> _PROMPT_
Search the records below for "shortcut"; copy each line that has it.

> _SUPPLIED RECORDS_
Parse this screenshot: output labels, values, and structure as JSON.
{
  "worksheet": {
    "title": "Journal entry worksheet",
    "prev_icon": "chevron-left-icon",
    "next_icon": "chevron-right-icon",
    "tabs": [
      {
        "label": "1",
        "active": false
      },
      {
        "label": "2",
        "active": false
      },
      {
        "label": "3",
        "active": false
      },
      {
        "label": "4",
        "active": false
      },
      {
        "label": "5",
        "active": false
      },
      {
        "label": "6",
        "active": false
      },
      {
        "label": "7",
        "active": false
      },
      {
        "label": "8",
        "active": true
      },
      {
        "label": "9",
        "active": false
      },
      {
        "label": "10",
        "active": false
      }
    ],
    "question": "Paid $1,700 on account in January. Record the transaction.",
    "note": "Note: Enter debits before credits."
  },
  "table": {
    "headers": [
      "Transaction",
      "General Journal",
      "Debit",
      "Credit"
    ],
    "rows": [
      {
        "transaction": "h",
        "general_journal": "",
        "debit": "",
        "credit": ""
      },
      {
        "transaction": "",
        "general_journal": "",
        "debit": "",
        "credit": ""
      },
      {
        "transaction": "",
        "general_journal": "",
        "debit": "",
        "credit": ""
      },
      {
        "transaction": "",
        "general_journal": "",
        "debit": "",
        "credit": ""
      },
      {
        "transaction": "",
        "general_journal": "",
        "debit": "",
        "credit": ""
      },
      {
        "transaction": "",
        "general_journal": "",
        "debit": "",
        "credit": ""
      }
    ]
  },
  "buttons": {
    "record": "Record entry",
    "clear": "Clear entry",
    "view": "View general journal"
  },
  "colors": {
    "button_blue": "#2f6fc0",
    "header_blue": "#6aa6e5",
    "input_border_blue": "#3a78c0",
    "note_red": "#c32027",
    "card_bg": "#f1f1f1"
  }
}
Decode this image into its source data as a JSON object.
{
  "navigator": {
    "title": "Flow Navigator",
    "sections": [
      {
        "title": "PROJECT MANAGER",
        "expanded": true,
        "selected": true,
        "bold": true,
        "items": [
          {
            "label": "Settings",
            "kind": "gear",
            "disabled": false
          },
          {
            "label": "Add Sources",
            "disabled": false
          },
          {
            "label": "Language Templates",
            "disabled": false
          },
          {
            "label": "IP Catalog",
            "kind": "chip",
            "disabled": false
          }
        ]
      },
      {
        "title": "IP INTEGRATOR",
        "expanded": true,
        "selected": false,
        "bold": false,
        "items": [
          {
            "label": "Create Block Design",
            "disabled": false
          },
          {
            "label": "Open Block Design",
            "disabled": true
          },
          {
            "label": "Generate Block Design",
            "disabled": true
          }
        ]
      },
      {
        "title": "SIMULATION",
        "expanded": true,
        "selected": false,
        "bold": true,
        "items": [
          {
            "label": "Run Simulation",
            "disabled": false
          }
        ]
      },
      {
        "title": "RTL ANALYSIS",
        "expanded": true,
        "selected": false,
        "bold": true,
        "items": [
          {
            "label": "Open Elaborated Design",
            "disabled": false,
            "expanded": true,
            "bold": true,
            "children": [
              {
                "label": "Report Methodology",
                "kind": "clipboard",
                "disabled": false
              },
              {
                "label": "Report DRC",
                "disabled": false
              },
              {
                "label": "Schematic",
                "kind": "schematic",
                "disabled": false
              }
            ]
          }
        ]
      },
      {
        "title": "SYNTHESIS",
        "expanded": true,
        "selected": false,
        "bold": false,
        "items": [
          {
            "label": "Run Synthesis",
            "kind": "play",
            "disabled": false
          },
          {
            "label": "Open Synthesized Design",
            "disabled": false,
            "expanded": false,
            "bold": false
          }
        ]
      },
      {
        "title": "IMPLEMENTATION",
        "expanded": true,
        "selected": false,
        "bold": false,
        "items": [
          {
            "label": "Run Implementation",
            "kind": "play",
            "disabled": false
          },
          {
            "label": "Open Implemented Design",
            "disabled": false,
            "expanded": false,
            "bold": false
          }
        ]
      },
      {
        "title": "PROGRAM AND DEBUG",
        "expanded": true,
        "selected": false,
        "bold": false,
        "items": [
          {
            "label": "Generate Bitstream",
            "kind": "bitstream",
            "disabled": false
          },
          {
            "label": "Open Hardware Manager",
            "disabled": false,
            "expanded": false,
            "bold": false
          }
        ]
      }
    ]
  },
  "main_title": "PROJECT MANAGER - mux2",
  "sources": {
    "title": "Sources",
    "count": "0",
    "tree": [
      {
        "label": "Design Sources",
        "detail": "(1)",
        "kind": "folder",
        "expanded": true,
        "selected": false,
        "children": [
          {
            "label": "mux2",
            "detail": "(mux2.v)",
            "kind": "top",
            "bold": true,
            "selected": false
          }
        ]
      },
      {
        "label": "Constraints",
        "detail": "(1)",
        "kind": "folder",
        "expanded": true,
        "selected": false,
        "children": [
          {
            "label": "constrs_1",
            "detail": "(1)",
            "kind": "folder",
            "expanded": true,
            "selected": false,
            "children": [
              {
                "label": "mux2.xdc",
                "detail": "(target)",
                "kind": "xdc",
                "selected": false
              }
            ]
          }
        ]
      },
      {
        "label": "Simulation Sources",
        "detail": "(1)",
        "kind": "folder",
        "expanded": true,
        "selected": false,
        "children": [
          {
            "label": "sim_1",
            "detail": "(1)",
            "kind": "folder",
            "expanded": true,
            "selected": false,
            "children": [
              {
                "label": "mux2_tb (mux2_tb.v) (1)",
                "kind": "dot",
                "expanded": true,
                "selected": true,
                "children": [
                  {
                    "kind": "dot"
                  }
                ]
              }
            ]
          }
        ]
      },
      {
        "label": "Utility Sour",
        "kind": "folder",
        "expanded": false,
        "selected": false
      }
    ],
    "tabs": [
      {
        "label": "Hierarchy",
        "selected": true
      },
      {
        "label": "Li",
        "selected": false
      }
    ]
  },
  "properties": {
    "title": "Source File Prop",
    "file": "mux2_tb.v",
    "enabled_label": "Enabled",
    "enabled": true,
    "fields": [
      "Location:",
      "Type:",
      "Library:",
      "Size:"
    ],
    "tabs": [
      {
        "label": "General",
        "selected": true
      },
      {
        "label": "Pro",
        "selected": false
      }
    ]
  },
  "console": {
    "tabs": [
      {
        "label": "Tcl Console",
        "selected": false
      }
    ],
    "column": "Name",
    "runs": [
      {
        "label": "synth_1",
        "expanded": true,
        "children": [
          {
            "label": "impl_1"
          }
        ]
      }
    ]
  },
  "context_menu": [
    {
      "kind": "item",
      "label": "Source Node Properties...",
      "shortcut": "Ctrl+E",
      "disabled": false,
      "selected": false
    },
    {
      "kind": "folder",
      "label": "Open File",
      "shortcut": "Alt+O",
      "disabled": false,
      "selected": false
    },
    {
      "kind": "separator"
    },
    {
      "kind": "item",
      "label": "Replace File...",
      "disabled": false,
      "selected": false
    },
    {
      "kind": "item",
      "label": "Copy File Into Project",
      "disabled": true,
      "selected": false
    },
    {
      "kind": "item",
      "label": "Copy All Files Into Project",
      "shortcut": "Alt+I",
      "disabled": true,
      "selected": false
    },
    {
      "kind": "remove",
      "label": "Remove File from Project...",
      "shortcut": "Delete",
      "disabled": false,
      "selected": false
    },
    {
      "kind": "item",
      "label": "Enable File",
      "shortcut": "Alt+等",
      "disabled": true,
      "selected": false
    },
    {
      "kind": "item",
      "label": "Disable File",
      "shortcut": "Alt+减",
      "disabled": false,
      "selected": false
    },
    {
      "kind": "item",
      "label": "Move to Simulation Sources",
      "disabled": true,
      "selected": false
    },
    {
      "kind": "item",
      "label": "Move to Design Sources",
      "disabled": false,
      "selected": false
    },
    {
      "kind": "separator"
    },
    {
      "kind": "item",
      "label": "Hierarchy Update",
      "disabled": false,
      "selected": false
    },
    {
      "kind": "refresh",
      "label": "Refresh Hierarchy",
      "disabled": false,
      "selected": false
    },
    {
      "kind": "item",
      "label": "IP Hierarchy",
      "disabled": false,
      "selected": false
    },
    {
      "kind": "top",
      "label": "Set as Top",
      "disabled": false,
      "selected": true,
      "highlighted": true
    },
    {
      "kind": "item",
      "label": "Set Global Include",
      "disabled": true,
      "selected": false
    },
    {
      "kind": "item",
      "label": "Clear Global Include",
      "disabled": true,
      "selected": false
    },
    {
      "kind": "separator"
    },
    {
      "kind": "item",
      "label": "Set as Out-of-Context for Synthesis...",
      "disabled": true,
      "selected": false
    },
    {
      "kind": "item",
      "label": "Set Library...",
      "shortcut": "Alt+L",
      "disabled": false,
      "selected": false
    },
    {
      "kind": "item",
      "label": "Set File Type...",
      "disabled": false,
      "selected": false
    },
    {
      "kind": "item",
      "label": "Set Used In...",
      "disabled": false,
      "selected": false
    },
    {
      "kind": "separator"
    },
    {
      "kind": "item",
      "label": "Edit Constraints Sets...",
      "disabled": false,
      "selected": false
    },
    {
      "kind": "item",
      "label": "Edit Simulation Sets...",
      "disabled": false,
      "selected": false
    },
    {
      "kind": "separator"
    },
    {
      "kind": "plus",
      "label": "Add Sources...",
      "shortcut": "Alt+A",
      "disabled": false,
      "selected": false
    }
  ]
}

> _ANSWER_
      "shortcut": "Ctrl+E",
      "shortcut": "Alt+O",
      "shortcut": "Alt+I",
      "shortcut": "Delete",
      "shortcut": "Alt+等",
      "shortcut": "Alt+减",
      "shortcut": "Alt+L",
      "shortcut": "Alt+A",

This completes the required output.